But that doesn’t mean you can’t try to pretend otherwise.
First came efforts to undo the Trump presidency via the Electoral College by flipping enough electors to reverse the result (watching progressives, I must add, make use of the electoral college’s anti-democratic features was quite a sight to behold).
[Synonym: Progressive Democrat=Whore]
After that failed, a California Democrat launched an “Impeach Trump Leadership” PAC, meant to coopt the impeachment pretexts du jour — emoluments-clause violations, speculative mental ailments, Representative Al Green’s impassioned say-so — and give each of them something like professional sanction.
Then, of course, came the Russia probe, with all its unseemly partisan pomp: the trivial “bombshells,” the seething media firestorm, the discursive public hearings, the televised predawn arrest of Roger Stone (helicopters in the air!), and the theatrical build-up and relative inconsequence of the Mueller Report.
All the while, the adult wing of Pelosi’s party sat idly by, never drawing any substantive line between itself and the ceaseless outrage and hyperbolic furor that so characterized their fellow Democrats.
Pelosi, for her part, realized the electoral harm that had been wrought by a rabid, vindictive coterie of progressives in her party.
She told The New York Times Magazine:
Yes, on the left there is a Pound of Flesh Club, and they just want to do to them what they did to us.
I have those who want to be for impeachment and for abolishing ICE. Two really winning issues for us, right?
In the districts we have to win? I don’t even think they’re the right things to do.
If the evidence from Mueller is compelling, it should be compelling for Republicans as well, and that may be a moment of truth.
But that’s not where we are.
But now that House Democrats might — might! — finally have sufficient predicate to pursue impeachment, Pelosi faces another challenge: to convince the American people that this iteration of Trump hysteria is the genuine article and that this animal is different from the one that gave birth to Rob Reiner, Keith Olbermann, and the rest of the farcical hyenas who made such a mockery of the Russia probe. (Source)
If Nancy Pelosi didn’t have the uncanny ability to raise money for the left she would be no more useful in Congress than a potted plant.
McCarthy: Pelosi answered only two of 10 questions on impeachment… This is bad.
House Minority Leader Kevin McCarthy on what happened inside the Trump-Pelosi meeting, Democrats’ impeachment inquiry, bipartisan legislation for sanctions against Turkey and House Republicans’ plan to censure Rep. Adam Schiff.
Censuring Adam Schiff would be a complete waste of time.
In general, each house of Congress is responsible for invoking censure against its own members; censure against other government officials is not common. . Like a reprimand, a censure does not remove a member from their office so they retain their title, stature, and power to vote. (Source)

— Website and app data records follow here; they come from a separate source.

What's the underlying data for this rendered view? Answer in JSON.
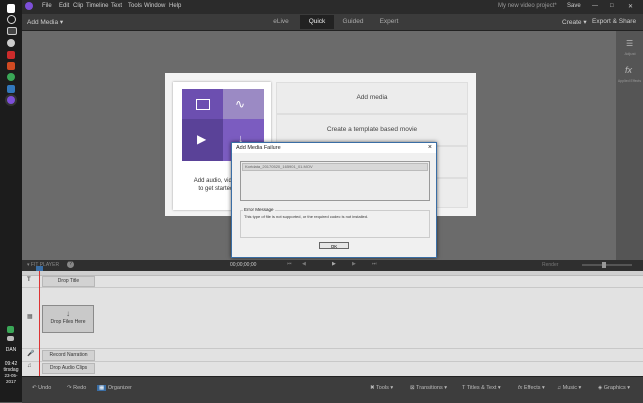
{
  "taskbar": {
    "icons": [
      {
        "name": "windows-start-icon",
        "color": "#ffffff"
      },
      {
        "name": "search-icon",
        "color": "#dddddd"
      },
      {
        "name": "task-view-icon",
        "color": "#dddddd"
      },
      {
        "name": "steam-icon",
        "color": "#cccccc"
      },
      {
        "name": "acrobat-icon",
        "color": "#cc2b2b"
      },
      {
        "name": "powerpoint-icon",
        "color": "#d04a22"
      },
      {
        "name": "chrome-icon",
        "color": "#3aa757"
      },
      {
        "name": "edge-icon",
        "color": "#3277bc"
      },
      {
        "name": "file-explorer-icon",
        "color": "#f0c040"
      },
      {
        "name": "premiere-elements-icon",
        "color": "#7d4fd8"
      }
    ],
    "lang": "DAN",
    "time": "09:42",
    "day": "tirsdag",
    "date": "23-05-2017"
  },
  "menubar": {
    "items": [
      "File",
      "Edit",
      "Clip",
      "Timeline",
      "Text",
      "Tools",
      "Window",
      "Help"
    ],
    "project": "My new video project*",
    "save": "Save"
  },
  "modebar": {
    "add_media": "Add Media",
    "tabs": [
      "eLive",
      "Quick",
      "Guided",
      "Expert"
    ],
    "active_tab": "Quick",
    "create": "Create",
    "export": "Export & Share"
  },
  "right_panel": {
    "adjust": "Adjust",
    "effects": "Applied Effects"
  },
  "add_media_panel": {
    "header": "Add media",
    "template_option": "Create a template based movie",
    "caption_line1": "Add audio, video and",
    "caption_line2": "to get started with"
  },
  "dialog": {
    "title": "Add Media Failure",
    "close": "×",
    "file": "Kortdata_20170520_165901_01.MOV",
    "error_label": "Error Message",
    "error_text": "This type of file is not supported, or the required codec is not installed.",
    "ok": "OK"
  },
  "timeline_toolbar": {
    "label": "FIT PLAYER",
    "timecode": "00;00;00;00",
    "render": "Render"
  },
  "timeline": {
    "tracks": [
      {
        "icon": "title-icon",
        "label": "Drop Title"
      },
      {
        "icon": "video-icon",
        "label": "Drop Files Here"
      },
      {
        "icon": "narration-icon",
        "label": "Record Narration"
      },
      {
        "icon": "audio-icon",
        "label": "Drop Audio Clips"
      }
    ]
  },
  "actionbar": {
    "left": [
      "Undo",
      "Redo",
      "Organizer"
    ],
    "right": [
      "Tools",
      "Transitions",
      "Titles & Text",
      "Effects",
      "Music",
      "Graphics"
    ]
  },
  "colors": {
    "accent": "#7d4fd8",
    "playhead": "#dd3333",
    "dialog_border": "#3a6ea5"
  }
}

Since the members in the run-away House of Representatives is held in the majority by the left, what are the chances they would censure one of their own?